Friday, September 11, 2009
Today is supposed to be a day of national service, declared by President Obama. I still remember vividly the dazed look on the faces of passer by in Brooklyn. There was a shock, a numbness. It reminded me of when I stuck my entire hand into scalding water. The first few seconds, I felt nothing. After that, I felt searing pain.
America was like that when the planes hit. After the numbed silence came the anger. The natural question was "Who did this?"
In other places, there was honking of car horns in the street. There was celebration. We live in a world where some people are proud to raise a son to be a suicide bomber. Some actually take the trouble to come to America, to live among us and to kill us. And there are those who sponsor them.

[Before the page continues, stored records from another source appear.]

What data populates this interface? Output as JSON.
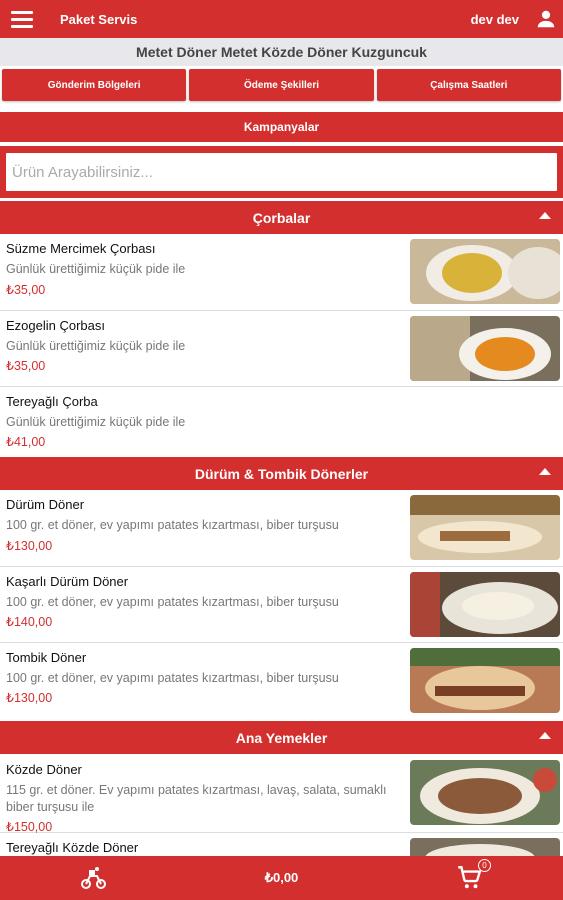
{
  "header": {
    "title": "Paket Servis",
    "user_name": "dev dev"
  },
  "restaurant": {
    "name": "Metet Döner Metet Közde Döner Kuzguncuk"
  },
  "info_buttons": [
    "Gönderim Bölgeleri",
    "Ödeme Şekilleri",
    "Çalışma Saatleri"
  ],
  "campaign_label": "Kampanyalar",
  "search": {
    "placeholder": "Ürün Arayabilirsiniz..."
  },
  "categories": [
    {
      "name": "Çorbalar",
      "products": [
        {
          "name": "Süzme Mercimek Çorbası",
          "description": "Günlük ürettiğimiz küçük pide ile",
          "price": "₺35,00"
        },
        {
          "name": "Ezogelin Çorbası",
          "description": "Günlük ürettiğimiz küçük pide ile",
          "price": "₺35,00"
        },
        {
          "name": "Tereyağlı Çorba",
          "description": "Günlük ürettiğimiz küçük pide ile",
          "price": "₺41,00"
        }
      ]
    },
    {
      "name": "Dürüm & Tombik Dönerler",
      "products": [
        {
          "name": "Dürüm Döner",
          "description": "100 gr. et döner, ev yapımı patates kızartması, biber turşusu",
          "price": "₺130,00"
        },
        {
          "name": "Kaşarlı Dürüm Döner",
          "description": "100 gr. et döner, ev yapımı patates kızartması, biber turşusu",
          "price": "₺140,00"
        },
        {
          "name": "Tombik Döner",
          "description": "100 gr. et döner, ev yapımı patates kızartması, biber turşusu",
          "price": "₺130,00"
        }
      ]
    },
    {
      "name": "Ana Yemekler",
      "products": [
        {
          "name": "Közde Döner",
          "description": "115 gr. et döner. Ev yapımı patates kızartması, lavaş, salata, sumaklı biber turşusu ile",
          "price": "₺150,00"
        },
        {
          "name": "Tereyağlı Közde Döner",
          "description": "",
          "price": ""
        }
      ]
    }
  ],
  "footer": {
    "total": "₺0,00",
    "cart_count": "0"
  },
  "colors": {
    "primary": "#d32f2f",
    "price": "#d32f2f",
    "background": "#ffffff"
  }
}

There are those who believe that if we show enough kindness, enough respect and enough flexibility in understanding our enemies, that we can turn them into friends. The track record of success for this approach is real poor. It makes no distinction between those who are out to physically destroy us, those who like us and those in between. The foreign policy upon which this is based involves giving the cold shoulder to reliable friends like Britain and Germany, and cozying up to the rough crowd. It has not worked. The last believer in this misguided path was Jimmy Carter. His spiritual godfather is Neville Chamberlain, the British Prime Minister of Britain, who sought to purchase "peace in our time" with Czech territory. History did not absolve his "audacity of hope" any more than the millions did who were killed in World War Two.
September 11 is, despite not being a national holiday is a formative milestone in the history of our country. I consider it to be a time of patriotic reflection.
Upon what do I reflect? I think of the eagle on the dollar bill. In its right claw is arrows, symbolising war, or at least the bearing of arms to defend the peace. In the right claw is the olive branch, symbolising peace. The olive tree actually produces food, in the form of oil and olives. Its oil is sometimes burned for light.
There are those who are temperamentally suited for peaceful pursuits, for caring professions and for acts of kindness. And there are those who take up the arrows of our time, such as soldiers and policemen. Almost no one is totally peaceful or totally warlike. For an individual or a nation to survive, they must sensibly balance these tendencies.
The eagle on the dollar bill clasps in its beak a banner saying "E pluribus unum," which translates as "Out of many, one." This involves fashioning America's diverse elements into an orderly society, it involves using our G-d given minds to harmonise the arrows and the olive branch.
Those who seek to placate our enemies, to follow a path of pacifism evoke images of an eagle that has dropped its arrows. Those who on the other extreme espouse Darwinian capitalism seem more intent on dropping the olive branch. I believe that the seal on the dollar bill represents the middle path that should be our future.
There are some holidays that belong more to the olive branch than to the arrows. Thanksgiving is such a holiday. September 11, a formative day in our history without an agreed upon name seems to belong more to the arrows. A fitting observance of this holiday would be to honour our police, military and firemen for their defense of the peace we so treasure.
I fear that a day of public service envisioned by President Obama should not be scheduled for September 11. Each of the major faiths in America has time and resources devoted to "extending the olive branch." Kindness and compassion will not be endangered if honour is given to our armed peace keepers on September 11.
The lessons of 9/11 are still being learned. I feel that President Obama has a firm grip on the olive branch. I don't know about the arrows. Sphere: Related Content